The cumulative numbers of patients discontinuing treatment at 24 months were 10% with Betaferon, 7% with Rebif, and 5% with Avonex. Adverse events were given as the reason for treatment discontinuation in 41%, 28%, and 16% of those patients, respectively, she reported.
Consistent with studies from other investigators, the risk of developing neutralizing antibodies (titer ≥20 in at least two consecutive samples 3 months apart) was significantly less with Avonex (2.2%) compared to Betaferon (14.8%) and Rebif (6.7%)(P<0.00005).
In studies by European investigators at this meeting, the three commercially available interferon beta formulations yielded similar clinical outcomes in patients with relapsing-remitting MS. Avonex was associated with a more favorable adverse event profile as well as a lower incidence of neutralizing antibodies.
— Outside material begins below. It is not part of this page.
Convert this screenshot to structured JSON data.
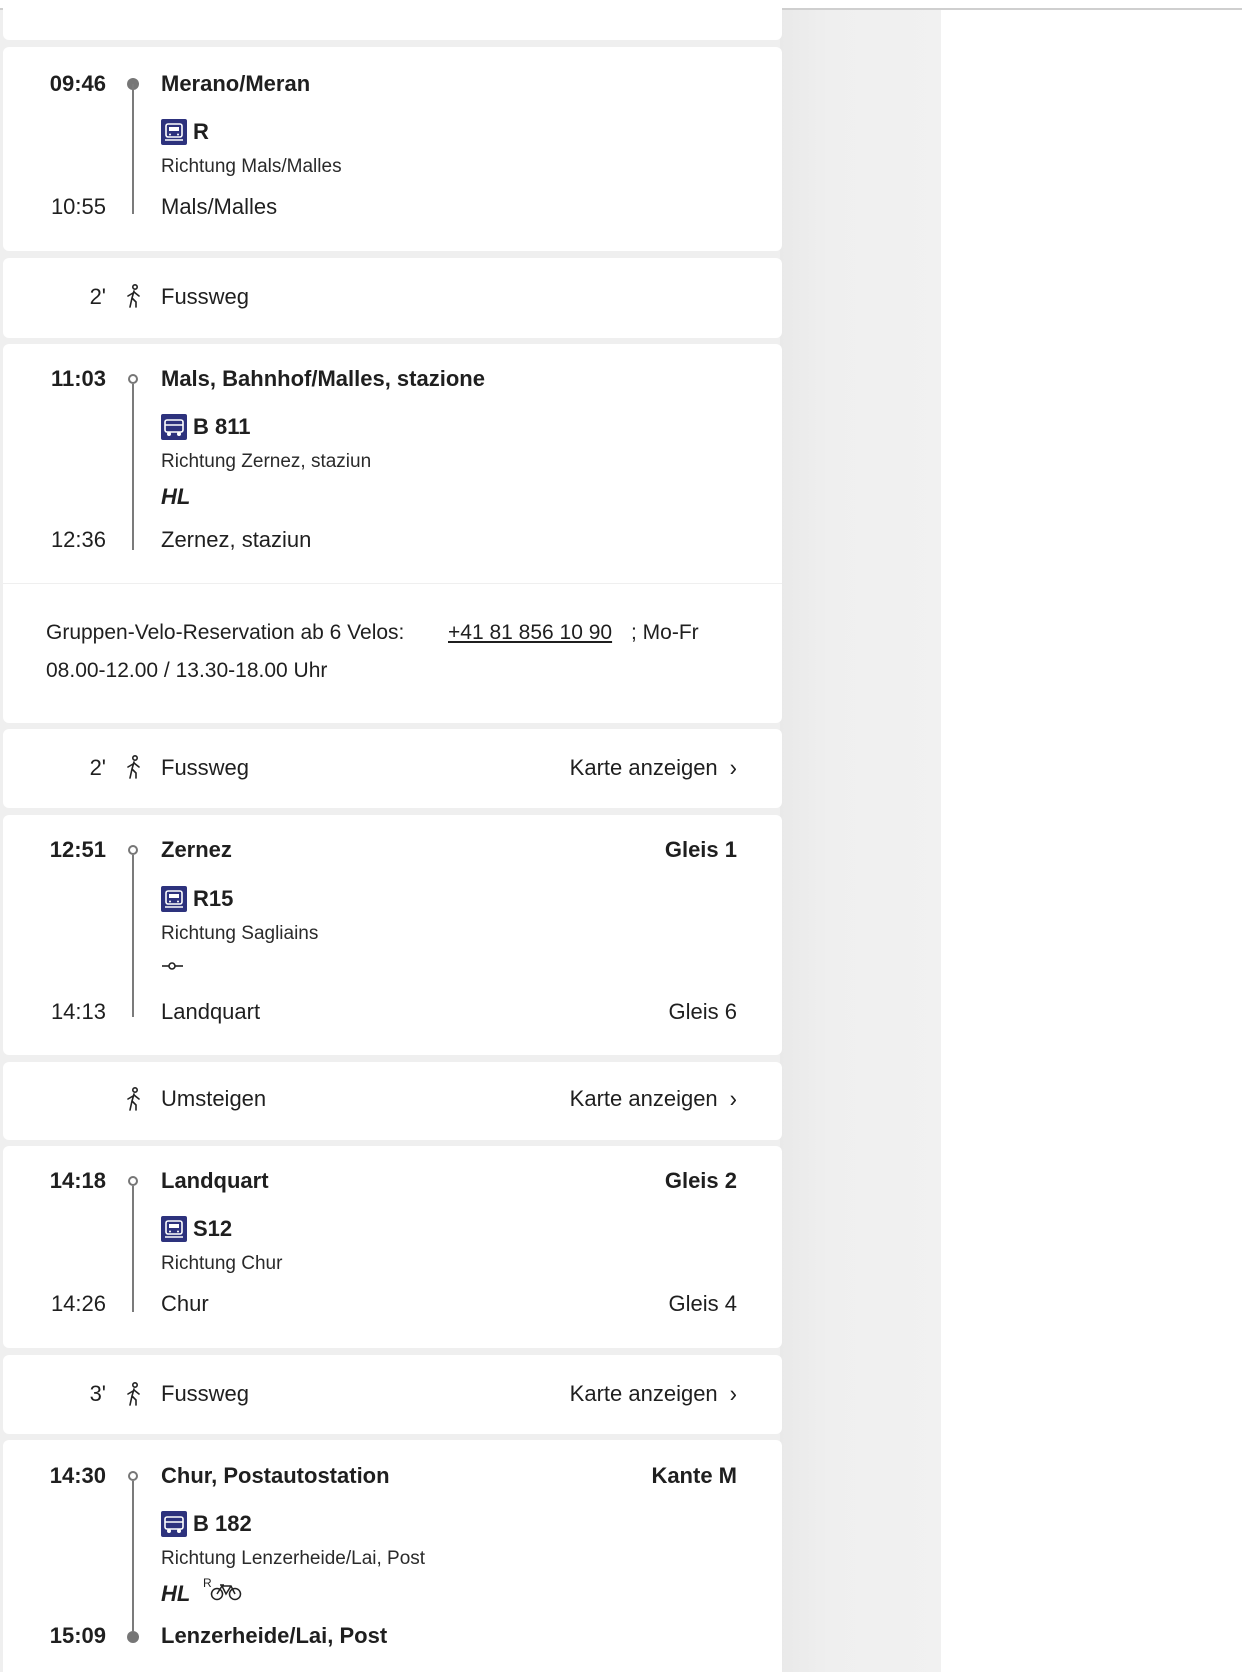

In one large study, neutralizing antibodies were associated with an attenuation of clinical outcomes, confirming that neutralizing antibodies can affect treatment efficacy and should be considered a possible determining factor in MS patients who are not responding to interferon beta treatment.
1. Sorensen PS, Koch-Henriksen N, Ross C, et al. Neutralizing antibodies against interferon (IFN)-beta reduce the clinical effect in relapsing-remitting multiple sclerosis. Presented at the 7th Annual Meeting of the Americas Committee for Treatment and Research in Multiple Sclerosis and the 18th Congress of the European Committee for Treatment and Research in Multiple Sclerosis, September 18-21, 2002, Baltimore, Maryland. Abstract 24.
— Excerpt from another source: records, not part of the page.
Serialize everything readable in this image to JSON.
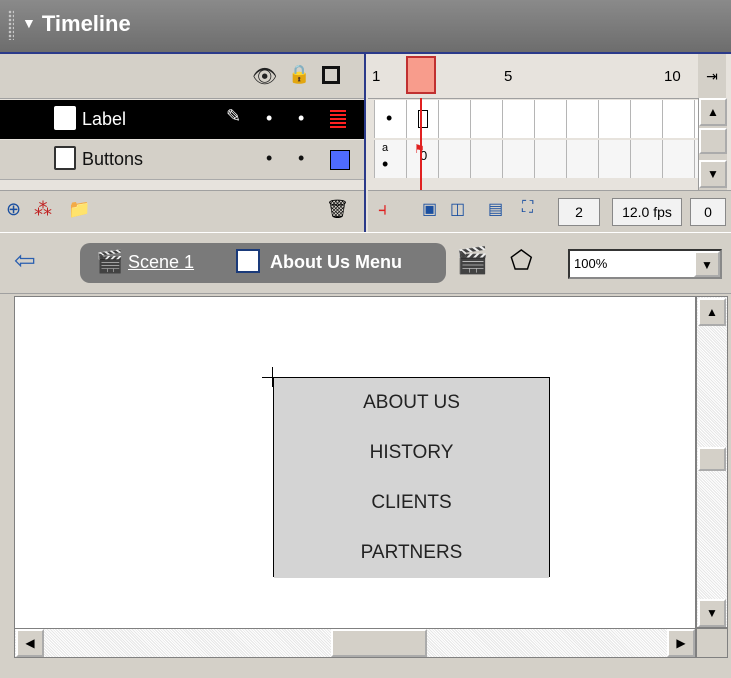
{
  "panel": {
    "title": "Timeline"
  },
  "timeline": {
    "layers": [
      {
        "name": "Label",
        "selected": true,
        "color": "#ff0000"
      },
      {
        "name": "Buttons",
        "selected": false,
        "color": "#4f6bff"
      }
    ],
    "ruler": {
      "labels": [
        "1",
        "5",
        "10"
      ]
    },
    "frame_labels": {
      "label_row": "0",
      "buttons_row": "a"
    },
    "current_frame": "2",
    "fps": "12.0 fps",
    "elapsed": "0"
  },
  "editbar": {
    "scene": "Scene 1",
    "symbol": "About Us Menu",
    "zoom": "100%"
  },
  "stage": {
    "menu_items": [
      "ABOUT US",
      "HISTORY",
      "CLIENTS",
      "PARTNERS"
    ]
  },
  "colors": {
    "titlebar": "#7a7a7a",
    "playhead": "#f89c8c",
    "layer_selected": "#000000",
    "stage": "#ffffff"
  }
}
2. Trojano M, Paolicelli D, Ligouri M, et al. Interferon-b treatment in relapsing-remitting multiple sclerosis: results of an observational study in southern Italy. Presented at the 7th Annual Meeting of the Americas Committee for Treatment and Research in Multiple Sclerosis and the 18th Congress of the European Committee for Treatment and Research in Multiple Sclerosis, September 18-21, 2002, Baltimore, Maryland. Poster Presentation 311.
3. PRISMS-4: Long-term efficacy of interferon-b-1a in relapsing MS. PRISMS Study Group. Neurology. 2001;56:1628-1636.
4. Rice G for the PRISMS Study Group. Interferon-neutralizing antibodies reduce clinical and magnetic resonance imaging efficacy in multiple sclerosis patients treated with interferon b-1a (Rebif): observations from the PRISMS 4-year extension study [abstract]. Ann Neurol. 2000;48:477.
5. Neutralizing antibodies during treatment of multiple sclerosis with interferon beta-1b. The IFNB Multiple Sclerosis Study Group. Neurology. 1996;47:889-894.